Tom Moore was a powerful plantation owner who farmed land along the Brazos river in Texas. Asked about the song, sung on this collection by Mance Lipscomb and Lightnin' Hopkins, he replied: "They're happy people – they don 't always mean what they sing. He laughed deprecatingly, 'Only I best never catch one of them singing that song.'" As McCormick notes: “In order to protect him [Mance Lipscomb] and his family, his name is withheld from his recording of 'Tom Moore's Farm'. …The simple fact is that the singer and Tom Moore are neighbors, the one a poor laborer, the other a powerful and vindictive man who has long felt the song to be a thorn in his side.”

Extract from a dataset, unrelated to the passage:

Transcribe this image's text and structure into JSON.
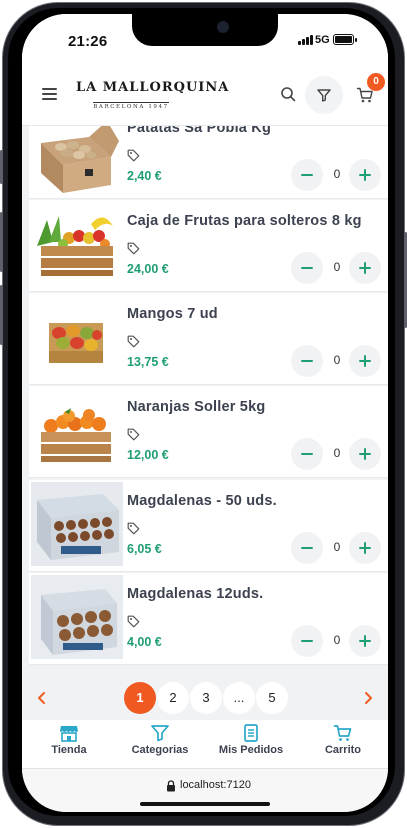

Recorded by Pete & Toshi Seeger in the winter of 1951 at two Texas prison farms, Negro Prison Camp Worksongs, released on the Folkways label, represents some of the oldest and most traditional work songs found among African American prison communities in the southern United States. In 1951, when Pete Seeger as one of the successful Singing group, The Weavers, was booked to appear at a Houston hotel ballroom, he wrote John Lomax, Jr. suggesting that he ask permission for them to visit the nearby prison farms with recording equipment. The governor granted permission and the group, with Chester Bower providing the tape machine and assisting, visited Ramsey and Rechine farms on consecutive Sunday afternoons.
|Read Liner Notes|
A couple of months back we devoted half a show to recordings made by Bruce Jackson in the 60's at Texas prisons. Today we feature selections from Negro Folklore from Texas State Prisons (Elektra, 1965) which I omitted last time. Jackson wrote: “I started recording in Texas prisons in July 1964. I think Texas had about 12,000 prisoners in 14 prisons back then …My primary interest in Texas was the black convict worksongs, which seemed to me to be part of an unbroken musical tradition going back to West Africa….”
–Stephen Wade Interview/Feature (75 min,. mp3)
–Stephen Wade Interview/Feature (75 min,. mp3)